“… there was nothing to distinguish this application from eleven others I have granted over the last two years, two of them in the City of Westminster, where the City Council had raised no objections or queries; one (St Saviour, Pimlico), is immediately next to a nursery school and across the road from a secondary school (Pimlico Academy) and on the other side of the road from one of the largest blocks of residential apartments in London (Dolphin Square, which consists of 1,250 apartments) and the other (St Stephen, Rochester Row) is close to two schools as well as various blocks of flats and almshouses” [para 1].
“In a more recent identical proposal, which in the event has not yet formally been pursued, at St Gabriel Pimlico (a Grade ll* listed building), Westminster City Council specifically stated in an undated letter written in response to a letter dated 1 July 2010 from the parish: ‘The installation of the louvres is considered to be de minimis and does not require planning permission’.” [para 14].
Finally, English Heritage was content with the proposal [para 2].
The subtext of the dispute appears not to be aesthetics but concerns about possible health risks from non-ionising radiation. But as Seed Ch pointed out,
“In Re Bentley Emmanuel Church  2 WLR 1068, the Court of Arches heard an appeal against the decision of Chancellor Shand in the Lichfield Consistory Court refusing a petition for the installation of telecommunications equipment in a church. One of the issues on which the Chancellor based his decision was the perception of local residents as to the possible health risks. The Court of Arches noted that the form of licence provided for compliance with the Public Exposure guidelines of the International Commission on Non Ionising Radiation Protection (“ICNIRP”) and regular monitoring … The Court of Arches held that the ecclesiastical courts should not apply stricter requirements than those of the Government and local planning authorities. The licences in this case make the same provision and, given that the decisions of the Court of Arches are binding on me, I could not as a matter of law refuse this petition on those grounds” [para 8].
So what next?
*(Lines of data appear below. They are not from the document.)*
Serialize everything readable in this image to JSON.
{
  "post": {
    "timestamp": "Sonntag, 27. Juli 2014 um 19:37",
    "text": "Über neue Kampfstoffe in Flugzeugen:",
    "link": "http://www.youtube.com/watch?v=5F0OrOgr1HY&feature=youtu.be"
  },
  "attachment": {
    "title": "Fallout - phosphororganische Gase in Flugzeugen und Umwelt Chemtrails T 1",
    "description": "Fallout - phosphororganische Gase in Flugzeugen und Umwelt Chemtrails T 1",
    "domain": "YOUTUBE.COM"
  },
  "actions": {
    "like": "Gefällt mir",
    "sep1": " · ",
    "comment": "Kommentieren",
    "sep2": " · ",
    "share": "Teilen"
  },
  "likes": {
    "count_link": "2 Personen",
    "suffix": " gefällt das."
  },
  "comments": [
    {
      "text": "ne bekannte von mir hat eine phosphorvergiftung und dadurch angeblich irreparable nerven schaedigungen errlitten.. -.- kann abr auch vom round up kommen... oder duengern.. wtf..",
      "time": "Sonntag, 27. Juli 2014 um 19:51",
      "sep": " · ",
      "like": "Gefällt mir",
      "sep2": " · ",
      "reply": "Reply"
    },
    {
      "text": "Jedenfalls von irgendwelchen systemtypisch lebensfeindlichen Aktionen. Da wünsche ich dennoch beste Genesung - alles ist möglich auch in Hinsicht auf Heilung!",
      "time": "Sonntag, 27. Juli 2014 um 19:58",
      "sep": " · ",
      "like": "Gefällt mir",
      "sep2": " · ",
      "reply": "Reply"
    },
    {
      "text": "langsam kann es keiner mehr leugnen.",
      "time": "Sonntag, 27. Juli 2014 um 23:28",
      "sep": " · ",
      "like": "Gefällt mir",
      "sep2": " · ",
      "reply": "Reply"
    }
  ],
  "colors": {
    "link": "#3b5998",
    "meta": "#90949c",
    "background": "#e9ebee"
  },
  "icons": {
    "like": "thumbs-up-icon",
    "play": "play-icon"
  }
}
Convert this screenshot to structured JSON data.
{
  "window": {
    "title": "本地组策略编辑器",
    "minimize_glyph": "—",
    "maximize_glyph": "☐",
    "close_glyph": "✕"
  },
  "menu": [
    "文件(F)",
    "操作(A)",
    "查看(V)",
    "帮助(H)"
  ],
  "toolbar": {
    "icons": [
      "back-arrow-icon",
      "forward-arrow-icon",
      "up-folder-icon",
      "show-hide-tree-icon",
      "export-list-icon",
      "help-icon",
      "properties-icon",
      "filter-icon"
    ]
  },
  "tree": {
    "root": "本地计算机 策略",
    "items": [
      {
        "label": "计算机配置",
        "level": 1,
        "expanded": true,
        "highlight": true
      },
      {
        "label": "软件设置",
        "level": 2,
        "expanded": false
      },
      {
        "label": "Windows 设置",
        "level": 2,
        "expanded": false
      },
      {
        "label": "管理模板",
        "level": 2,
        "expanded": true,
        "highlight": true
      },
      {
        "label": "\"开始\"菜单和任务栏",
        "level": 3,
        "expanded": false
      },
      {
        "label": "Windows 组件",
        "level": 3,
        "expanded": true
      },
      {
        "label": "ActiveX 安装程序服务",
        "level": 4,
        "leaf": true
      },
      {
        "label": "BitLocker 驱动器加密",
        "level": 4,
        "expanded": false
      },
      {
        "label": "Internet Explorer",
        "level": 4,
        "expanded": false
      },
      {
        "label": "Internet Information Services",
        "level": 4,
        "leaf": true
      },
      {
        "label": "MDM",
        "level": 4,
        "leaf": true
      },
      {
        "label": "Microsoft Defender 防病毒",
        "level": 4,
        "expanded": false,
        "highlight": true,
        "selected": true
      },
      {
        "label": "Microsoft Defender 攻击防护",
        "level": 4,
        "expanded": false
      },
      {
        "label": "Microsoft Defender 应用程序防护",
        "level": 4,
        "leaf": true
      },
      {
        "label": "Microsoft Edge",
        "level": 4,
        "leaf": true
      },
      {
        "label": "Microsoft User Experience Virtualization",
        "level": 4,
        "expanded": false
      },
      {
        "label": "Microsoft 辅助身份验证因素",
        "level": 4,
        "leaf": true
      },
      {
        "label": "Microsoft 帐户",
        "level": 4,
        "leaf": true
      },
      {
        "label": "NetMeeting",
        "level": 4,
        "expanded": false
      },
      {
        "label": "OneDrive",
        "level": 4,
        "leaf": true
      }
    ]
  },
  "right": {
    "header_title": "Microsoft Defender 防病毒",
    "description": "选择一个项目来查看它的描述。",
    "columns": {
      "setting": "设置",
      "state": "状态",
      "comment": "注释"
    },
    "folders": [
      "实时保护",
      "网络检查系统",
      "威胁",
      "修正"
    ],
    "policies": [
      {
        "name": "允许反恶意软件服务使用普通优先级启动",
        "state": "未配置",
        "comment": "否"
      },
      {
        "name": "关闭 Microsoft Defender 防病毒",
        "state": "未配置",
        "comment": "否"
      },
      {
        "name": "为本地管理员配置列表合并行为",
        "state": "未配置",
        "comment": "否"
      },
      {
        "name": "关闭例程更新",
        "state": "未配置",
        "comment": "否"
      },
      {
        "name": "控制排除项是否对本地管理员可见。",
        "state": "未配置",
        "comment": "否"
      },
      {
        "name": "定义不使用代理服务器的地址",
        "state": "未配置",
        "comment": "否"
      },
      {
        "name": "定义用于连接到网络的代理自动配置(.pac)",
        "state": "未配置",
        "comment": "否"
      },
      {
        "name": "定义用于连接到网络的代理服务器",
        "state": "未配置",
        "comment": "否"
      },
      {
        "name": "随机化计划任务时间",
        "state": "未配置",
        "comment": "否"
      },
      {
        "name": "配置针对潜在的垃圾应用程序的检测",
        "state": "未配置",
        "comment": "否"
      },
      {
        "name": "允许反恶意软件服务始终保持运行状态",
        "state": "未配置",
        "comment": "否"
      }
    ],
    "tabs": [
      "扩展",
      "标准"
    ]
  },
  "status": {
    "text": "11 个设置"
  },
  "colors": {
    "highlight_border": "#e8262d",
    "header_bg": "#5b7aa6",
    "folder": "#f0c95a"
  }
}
The next move is presumably up to Westminster Council and we will follow unfolding events with interest. One’s first thought is, “Next stop judicial review?” but, on further reflection, precisely what is there to review? The Chancellor clearly acted within his powers in granting the faculty and evidently took the view that a faculty was all that was necessary to authorise the works – a view which Westminster City Council contested on this occasion but not on previous ones. So the issue is not the validity of the faculty but whether or not any of the proposed works also require planning consent and therefore fall outside the ecclesiastical exemption. The answer to that question would appear to be for the Council’s planning officers and elected members to determine in the first instance and, if necessary, to be pursued via the planning appeal system. But why the change of mind?